Sisters, Caitlyn and Ashley Rogers were also center stage in their performances with one sharing an outstanding saxophone solo and the other singing a solo line without hesitation or the slightest hint of stage fright. Clearly comfortable on stage, both shared what a monumental experience the Young Americans had brought them.
As an organization, which is over 50 years old, the early years showed The Young Americans performing on television shows with well-known artists such as Andy Williams, Johnny Mathis and more. Vicki Lawrence from the Carol Burnett Show got her performing start in The Young Americans as well as other well-known artists throughout the years.
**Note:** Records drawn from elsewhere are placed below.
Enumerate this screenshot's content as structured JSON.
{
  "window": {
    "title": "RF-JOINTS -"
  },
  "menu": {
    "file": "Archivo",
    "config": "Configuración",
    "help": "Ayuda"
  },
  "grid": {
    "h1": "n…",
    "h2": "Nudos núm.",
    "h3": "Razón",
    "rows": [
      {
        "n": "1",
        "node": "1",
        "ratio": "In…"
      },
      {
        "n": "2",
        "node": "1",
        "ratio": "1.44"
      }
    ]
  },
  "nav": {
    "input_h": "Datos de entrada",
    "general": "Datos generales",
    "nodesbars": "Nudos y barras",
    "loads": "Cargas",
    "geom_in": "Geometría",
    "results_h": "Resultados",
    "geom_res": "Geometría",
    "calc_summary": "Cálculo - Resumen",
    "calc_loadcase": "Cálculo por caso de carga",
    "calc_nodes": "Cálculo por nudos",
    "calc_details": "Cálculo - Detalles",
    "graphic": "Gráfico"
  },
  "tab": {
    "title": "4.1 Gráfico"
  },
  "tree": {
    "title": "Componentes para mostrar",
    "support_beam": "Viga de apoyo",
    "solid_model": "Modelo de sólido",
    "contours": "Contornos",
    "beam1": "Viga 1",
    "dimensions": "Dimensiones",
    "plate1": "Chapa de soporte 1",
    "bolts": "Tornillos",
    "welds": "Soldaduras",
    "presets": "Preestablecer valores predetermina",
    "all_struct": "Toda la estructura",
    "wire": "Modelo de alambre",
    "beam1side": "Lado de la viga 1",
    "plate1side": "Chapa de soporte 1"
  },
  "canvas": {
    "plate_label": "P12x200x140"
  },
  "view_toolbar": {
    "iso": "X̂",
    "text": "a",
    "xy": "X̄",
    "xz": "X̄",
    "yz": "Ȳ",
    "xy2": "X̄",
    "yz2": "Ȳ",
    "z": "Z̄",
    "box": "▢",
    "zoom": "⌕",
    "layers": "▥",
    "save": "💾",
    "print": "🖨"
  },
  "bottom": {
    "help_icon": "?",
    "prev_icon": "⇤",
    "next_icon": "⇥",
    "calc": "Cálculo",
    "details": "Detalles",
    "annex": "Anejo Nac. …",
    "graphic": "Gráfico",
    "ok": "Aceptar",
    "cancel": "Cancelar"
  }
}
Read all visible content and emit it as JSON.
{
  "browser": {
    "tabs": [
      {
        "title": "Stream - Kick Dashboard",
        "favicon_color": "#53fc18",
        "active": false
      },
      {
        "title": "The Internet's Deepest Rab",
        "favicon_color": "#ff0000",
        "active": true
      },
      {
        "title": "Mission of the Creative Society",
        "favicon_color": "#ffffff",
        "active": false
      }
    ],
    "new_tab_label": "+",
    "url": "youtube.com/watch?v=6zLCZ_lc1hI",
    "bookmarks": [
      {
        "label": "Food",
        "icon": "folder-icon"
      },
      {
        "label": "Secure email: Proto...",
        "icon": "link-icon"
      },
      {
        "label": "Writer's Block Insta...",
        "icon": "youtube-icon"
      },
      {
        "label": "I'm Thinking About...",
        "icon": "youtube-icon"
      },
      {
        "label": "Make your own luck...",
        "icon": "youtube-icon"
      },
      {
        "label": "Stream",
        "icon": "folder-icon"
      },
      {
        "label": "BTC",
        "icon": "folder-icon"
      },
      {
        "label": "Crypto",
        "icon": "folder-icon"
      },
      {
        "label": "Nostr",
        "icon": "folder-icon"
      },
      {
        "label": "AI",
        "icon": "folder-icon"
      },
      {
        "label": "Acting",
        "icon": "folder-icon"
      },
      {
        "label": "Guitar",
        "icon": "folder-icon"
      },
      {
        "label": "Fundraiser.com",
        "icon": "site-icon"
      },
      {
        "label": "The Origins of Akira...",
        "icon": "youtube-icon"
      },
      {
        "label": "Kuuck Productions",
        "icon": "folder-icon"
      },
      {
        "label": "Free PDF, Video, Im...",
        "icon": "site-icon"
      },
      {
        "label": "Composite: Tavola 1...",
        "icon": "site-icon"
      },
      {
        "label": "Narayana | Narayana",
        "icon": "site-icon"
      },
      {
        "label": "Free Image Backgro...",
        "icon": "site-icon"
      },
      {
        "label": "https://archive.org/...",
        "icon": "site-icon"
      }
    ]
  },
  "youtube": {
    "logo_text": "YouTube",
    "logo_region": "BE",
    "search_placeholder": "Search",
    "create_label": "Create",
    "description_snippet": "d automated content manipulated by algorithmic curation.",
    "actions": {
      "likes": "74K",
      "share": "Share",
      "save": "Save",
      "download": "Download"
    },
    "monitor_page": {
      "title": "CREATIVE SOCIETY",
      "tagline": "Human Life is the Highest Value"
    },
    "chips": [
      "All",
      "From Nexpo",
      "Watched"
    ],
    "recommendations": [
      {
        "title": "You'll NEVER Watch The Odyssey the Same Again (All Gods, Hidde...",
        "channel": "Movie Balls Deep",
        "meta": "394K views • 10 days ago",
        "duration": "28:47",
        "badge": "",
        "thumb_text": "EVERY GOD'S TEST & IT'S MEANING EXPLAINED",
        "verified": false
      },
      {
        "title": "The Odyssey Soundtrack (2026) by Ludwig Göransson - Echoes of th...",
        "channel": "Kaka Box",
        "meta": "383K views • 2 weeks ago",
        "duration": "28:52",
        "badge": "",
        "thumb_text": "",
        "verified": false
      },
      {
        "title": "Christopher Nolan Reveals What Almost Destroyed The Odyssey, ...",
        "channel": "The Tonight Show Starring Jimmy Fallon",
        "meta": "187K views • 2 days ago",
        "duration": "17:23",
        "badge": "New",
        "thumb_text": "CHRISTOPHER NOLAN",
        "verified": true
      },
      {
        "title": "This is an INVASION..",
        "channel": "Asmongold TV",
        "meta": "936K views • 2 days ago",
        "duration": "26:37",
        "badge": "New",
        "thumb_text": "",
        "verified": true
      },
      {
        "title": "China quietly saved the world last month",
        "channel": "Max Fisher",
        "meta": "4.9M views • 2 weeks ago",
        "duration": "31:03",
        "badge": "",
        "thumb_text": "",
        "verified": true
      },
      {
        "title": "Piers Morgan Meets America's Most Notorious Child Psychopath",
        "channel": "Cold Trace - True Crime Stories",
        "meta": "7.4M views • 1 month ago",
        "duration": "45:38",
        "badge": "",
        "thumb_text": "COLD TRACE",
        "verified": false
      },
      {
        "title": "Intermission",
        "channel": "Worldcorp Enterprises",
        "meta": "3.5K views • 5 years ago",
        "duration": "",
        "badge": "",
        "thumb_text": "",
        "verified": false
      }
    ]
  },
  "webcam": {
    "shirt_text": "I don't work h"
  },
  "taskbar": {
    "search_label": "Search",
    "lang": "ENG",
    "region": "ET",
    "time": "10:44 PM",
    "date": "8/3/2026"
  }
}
Today the group has morphed into a teaching-performing organization, which emphasizes the development of choral and choreography experiences, encompassing a broader view of productions by providing workshops throughout the world. Multiple tours can be running at one time, with a Young American cast spread out in Germany, Japan and England or within America performing in any state coast to coast. With a private college in Corona, Calif. the headquarter office runs all year, booking workshops or arranging specific shows from their cast of talents.
Following a week of costuming, staging, microphones, vocal techniques and plenty of movement, each teen reflected on the importance of the workshop as individuals. Dotson stated that the week was consumed with hard work, energy, emotions and life long experiences. The Rogers sisters agreed that coming out of their comfort zone was a primary lesson, as well as learning to encourage and celebrate the talents of others. One expressed it as “utilizing your personal talent but turning it up about four notches. I was stretched to take my abilities farther, developing my people skills and using teamwork to create a successful show. Meeting new people who were accepting of one another truly built me up with courage and allowed me to appreciate who I can be.” With star quality beaming from each of these teens, it was unanimous that another Young American workshop would be planned for their future.